- [Element data from apps and pages]
^^^^

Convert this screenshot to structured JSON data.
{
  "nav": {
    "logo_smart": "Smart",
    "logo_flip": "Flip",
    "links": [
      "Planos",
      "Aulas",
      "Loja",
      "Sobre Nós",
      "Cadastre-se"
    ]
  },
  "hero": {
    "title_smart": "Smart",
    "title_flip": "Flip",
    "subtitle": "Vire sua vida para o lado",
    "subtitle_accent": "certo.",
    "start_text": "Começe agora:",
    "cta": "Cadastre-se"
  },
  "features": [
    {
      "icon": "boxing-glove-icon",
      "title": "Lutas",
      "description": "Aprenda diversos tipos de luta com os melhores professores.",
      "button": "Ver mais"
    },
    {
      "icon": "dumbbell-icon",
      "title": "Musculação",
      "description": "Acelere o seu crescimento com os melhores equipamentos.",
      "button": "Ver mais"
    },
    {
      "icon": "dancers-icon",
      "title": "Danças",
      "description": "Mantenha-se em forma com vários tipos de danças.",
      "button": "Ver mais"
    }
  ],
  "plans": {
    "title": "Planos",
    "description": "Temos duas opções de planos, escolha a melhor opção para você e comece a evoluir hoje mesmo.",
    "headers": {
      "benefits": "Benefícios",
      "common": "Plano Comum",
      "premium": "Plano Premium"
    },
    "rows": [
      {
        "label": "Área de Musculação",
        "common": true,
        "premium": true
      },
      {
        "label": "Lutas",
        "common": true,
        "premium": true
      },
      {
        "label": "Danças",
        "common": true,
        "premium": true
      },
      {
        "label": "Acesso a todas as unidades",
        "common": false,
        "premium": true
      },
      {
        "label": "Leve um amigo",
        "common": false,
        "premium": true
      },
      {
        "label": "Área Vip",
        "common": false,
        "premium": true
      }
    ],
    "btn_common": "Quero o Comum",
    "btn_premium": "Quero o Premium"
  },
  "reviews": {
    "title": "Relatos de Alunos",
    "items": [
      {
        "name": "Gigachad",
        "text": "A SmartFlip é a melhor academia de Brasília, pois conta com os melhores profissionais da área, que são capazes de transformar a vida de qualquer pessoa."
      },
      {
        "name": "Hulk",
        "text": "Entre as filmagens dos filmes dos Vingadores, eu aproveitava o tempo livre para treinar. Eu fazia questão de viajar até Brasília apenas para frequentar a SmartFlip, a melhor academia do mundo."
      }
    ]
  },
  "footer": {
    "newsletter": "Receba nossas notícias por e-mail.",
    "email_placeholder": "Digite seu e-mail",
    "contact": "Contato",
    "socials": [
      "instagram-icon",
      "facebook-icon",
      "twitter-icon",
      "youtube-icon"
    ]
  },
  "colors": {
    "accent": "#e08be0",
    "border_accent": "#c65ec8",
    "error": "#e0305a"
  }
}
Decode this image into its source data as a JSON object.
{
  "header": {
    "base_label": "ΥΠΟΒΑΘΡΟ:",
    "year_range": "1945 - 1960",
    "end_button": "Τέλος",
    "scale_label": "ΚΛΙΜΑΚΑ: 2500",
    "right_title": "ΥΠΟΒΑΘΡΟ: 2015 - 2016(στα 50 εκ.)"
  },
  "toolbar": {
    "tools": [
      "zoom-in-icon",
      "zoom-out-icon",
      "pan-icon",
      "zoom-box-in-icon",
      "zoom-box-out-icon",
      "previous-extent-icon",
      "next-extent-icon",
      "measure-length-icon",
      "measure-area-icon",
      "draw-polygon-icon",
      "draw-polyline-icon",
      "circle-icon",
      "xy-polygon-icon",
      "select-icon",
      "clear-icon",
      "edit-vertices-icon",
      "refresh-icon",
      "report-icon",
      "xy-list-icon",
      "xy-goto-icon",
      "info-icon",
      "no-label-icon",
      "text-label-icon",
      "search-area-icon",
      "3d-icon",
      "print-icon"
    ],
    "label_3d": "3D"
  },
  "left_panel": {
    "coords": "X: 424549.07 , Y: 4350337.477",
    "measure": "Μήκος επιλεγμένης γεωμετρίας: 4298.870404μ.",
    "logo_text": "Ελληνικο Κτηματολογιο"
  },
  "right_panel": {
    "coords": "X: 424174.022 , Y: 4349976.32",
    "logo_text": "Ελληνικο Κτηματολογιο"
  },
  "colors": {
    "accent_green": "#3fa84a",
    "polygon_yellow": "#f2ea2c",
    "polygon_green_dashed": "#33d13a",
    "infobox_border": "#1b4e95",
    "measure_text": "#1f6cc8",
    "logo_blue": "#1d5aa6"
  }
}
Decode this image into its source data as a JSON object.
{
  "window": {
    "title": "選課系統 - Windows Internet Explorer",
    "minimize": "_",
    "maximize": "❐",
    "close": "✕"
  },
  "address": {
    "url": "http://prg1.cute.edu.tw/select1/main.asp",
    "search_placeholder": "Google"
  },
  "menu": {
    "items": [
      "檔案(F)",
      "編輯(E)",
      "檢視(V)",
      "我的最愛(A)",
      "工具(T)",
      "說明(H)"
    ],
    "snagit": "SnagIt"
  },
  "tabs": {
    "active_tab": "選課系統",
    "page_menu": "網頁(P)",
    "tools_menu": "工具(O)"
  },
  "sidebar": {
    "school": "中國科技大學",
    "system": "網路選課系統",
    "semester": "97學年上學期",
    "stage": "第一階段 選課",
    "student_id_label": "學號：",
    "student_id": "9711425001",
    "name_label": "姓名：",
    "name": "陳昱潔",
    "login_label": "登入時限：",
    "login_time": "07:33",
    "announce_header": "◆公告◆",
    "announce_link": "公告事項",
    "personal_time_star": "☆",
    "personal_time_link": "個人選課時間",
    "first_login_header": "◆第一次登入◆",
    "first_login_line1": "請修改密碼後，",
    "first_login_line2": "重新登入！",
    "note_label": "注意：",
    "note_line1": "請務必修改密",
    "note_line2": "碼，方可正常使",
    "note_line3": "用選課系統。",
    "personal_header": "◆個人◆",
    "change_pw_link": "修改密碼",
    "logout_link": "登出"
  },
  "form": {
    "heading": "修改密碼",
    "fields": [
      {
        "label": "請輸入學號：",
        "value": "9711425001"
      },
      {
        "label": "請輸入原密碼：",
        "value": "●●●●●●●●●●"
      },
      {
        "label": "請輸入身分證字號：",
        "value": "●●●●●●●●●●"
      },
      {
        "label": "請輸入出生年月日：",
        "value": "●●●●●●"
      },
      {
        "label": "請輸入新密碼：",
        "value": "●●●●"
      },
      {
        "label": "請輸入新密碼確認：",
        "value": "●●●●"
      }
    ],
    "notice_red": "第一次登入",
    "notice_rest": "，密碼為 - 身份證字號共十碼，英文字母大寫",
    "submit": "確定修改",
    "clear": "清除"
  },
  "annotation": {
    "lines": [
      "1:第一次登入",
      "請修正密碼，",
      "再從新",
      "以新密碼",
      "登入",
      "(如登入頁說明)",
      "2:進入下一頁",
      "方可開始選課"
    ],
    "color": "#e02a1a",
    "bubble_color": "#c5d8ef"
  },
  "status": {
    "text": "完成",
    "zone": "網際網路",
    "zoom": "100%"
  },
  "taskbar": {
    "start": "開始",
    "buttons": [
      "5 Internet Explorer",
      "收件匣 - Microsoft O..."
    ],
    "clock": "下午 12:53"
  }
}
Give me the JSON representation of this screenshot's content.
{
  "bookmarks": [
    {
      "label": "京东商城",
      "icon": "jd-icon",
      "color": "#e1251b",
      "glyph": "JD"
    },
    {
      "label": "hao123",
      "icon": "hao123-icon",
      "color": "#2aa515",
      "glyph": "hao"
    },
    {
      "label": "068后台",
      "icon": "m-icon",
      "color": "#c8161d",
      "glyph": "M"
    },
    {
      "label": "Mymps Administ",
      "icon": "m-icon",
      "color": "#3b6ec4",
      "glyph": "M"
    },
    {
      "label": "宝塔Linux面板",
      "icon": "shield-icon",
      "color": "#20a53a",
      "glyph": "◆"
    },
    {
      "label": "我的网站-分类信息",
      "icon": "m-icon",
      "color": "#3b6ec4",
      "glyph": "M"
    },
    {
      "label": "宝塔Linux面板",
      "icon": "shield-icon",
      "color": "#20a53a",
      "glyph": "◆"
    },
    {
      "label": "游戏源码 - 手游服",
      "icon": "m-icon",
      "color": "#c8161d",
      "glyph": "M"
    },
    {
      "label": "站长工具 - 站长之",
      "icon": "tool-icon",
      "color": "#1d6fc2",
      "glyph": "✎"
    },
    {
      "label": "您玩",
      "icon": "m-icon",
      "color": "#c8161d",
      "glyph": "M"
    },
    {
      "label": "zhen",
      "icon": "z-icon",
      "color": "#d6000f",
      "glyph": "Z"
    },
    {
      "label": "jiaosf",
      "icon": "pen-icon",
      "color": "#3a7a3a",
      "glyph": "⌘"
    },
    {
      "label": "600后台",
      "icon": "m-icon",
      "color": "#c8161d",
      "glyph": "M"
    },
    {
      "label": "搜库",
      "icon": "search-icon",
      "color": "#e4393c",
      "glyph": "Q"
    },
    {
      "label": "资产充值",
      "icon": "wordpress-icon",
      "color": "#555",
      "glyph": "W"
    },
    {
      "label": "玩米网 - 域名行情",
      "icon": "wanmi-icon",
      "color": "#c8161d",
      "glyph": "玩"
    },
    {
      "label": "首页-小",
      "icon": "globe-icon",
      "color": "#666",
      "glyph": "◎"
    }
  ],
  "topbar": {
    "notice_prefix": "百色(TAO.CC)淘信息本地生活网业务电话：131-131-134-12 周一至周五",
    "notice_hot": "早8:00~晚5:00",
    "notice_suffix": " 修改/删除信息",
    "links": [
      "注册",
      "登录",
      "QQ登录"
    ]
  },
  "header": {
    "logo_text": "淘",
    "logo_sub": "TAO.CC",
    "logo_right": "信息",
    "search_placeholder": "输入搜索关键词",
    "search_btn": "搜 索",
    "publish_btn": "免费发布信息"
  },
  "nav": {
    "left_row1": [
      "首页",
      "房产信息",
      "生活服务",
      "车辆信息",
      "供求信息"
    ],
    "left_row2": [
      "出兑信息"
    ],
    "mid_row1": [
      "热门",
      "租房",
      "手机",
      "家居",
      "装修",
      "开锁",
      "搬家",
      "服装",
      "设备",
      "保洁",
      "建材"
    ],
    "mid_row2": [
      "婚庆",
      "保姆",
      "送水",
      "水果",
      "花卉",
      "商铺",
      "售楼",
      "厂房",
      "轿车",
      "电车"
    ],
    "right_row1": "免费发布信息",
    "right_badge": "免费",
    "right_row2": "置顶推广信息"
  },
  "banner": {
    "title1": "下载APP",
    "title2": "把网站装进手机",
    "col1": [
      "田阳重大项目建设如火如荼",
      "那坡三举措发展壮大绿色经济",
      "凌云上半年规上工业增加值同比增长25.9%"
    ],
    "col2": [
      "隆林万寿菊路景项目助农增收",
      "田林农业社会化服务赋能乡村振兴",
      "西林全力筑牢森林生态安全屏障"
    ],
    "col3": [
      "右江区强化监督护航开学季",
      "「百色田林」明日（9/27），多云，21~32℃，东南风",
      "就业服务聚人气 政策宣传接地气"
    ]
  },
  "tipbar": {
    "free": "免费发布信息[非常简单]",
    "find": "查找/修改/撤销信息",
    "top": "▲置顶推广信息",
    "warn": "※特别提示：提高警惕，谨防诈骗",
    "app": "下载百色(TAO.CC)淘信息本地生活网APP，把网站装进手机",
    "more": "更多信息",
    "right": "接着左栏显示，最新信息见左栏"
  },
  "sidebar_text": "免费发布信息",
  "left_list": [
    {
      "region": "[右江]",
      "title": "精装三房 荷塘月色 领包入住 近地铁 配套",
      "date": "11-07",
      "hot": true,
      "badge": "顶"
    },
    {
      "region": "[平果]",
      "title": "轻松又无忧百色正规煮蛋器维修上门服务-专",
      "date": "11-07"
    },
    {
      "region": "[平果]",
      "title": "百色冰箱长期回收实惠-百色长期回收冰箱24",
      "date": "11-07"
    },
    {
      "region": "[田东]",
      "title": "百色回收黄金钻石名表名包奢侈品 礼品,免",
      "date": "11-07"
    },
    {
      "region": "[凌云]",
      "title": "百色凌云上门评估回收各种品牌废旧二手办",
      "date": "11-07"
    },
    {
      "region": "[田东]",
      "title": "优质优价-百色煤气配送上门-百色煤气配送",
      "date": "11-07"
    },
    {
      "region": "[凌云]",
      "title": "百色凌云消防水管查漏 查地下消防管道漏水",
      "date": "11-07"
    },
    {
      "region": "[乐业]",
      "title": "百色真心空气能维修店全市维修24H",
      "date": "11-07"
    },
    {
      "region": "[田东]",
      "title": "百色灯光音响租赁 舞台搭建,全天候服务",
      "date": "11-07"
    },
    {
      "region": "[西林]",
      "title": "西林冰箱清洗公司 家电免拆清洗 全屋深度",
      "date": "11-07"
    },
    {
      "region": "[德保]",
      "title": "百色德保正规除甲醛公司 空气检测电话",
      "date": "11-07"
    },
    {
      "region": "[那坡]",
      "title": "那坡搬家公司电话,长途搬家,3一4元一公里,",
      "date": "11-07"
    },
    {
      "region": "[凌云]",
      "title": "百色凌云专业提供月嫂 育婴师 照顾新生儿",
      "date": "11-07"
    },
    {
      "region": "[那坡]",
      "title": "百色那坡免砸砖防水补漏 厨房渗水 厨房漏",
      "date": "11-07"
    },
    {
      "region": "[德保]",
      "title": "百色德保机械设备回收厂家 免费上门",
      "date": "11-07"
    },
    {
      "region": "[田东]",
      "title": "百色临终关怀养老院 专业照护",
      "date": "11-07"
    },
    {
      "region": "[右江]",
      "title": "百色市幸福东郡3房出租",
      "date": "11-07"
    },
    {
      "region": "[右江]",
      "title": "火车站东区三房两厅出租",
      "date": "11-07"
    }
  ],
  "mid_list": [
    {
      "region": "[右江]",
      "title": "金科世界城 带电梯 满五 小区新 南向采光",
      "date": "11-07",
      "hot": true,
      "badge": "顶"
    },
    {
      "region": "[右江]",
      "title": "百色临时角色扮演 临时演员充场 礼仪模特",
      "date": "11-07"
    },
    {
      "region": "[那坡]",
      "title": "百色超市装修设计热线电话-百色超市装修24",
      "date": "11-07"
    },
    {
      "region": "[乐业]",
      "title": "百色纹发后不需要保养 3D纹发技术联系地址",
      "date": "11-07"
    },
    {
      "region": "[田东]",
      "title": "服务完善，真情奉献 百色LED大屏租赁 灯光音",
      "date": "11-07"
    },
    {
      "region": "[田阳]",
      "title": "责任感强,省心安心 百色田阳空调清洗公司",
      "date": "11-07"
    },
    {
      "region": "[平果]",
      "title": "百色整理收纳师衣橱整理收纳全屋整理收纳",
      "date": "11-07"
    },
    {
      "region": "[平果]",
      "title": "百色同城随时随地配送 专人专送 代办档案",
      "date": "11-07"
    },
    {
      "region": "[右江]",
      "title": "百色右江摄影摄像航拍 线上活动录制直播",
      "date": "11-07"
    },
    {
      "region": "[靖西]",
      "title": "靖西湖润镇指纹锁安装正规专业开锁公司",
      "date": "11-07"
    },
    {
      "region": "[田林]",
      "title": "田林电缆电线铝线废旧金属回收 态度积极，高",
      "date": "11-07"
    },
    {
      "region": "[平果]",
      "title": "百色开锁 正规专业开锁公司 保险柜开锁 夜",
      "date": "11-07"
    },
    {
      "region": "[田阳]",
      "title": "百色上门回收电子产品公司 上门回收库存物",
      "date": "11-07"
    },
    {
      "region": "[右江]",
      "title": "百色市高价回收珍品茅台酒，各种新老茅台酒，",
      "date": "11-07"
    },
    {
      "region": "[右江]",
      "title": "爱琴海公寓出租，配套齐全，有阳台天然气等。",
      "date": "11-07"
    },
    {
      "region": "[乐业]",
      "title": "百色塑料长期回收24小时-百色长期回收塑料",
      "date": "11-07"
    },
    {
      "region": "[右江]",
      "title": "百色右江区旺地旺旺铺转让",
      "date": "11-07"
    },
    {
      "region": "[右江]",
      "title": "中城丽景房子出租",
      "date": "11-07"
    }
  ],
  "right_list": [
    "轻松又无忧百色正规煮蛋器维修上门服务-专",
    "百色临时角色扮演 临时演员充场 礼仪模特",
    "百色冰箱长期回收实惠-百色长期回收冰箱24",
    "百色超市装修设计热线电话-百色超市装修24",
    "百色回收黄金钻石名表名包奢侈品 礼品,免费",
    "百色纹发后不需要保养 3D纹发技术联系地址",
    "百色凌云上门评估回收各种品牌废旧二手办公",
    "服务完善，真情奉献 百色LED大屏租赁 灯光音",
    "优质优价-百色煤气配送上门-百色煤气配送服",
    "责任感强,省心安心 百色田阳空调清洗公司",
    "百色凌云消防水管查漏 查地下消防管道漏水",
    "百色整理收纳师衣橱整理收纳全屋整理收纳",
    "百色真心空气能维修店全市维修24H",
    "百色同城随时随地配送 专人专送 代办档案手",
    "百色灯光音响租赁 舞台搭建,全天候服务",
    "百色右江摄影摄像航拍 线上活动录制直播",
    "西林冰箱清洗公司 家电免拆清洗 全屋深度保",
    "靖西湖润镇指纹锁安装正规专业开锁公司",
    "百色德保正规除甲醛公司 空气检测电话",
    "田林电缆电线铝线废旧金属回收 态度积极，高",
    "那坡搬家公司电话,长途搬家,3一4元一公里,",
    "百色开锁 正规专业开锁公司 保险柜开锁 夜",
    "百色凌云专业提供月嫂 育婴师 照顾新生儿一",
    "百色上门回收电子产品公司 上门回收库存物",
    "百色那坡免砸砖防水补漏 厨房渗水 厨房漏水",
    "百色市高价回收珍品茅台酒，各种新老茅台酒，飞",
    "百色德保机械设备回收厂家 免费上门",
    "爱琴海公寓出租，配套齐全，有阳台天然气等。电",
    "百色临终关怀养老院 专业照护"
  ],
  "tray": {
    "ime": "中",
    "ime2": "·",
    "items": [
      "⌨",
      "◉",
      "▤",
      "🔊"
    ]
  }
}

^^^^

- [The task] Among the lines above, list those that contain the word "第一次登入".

- [Task response]
    "first_login_header": "◆第一次登入◆",
    "notice_red": "第一次登入",
      "1:第一次登入",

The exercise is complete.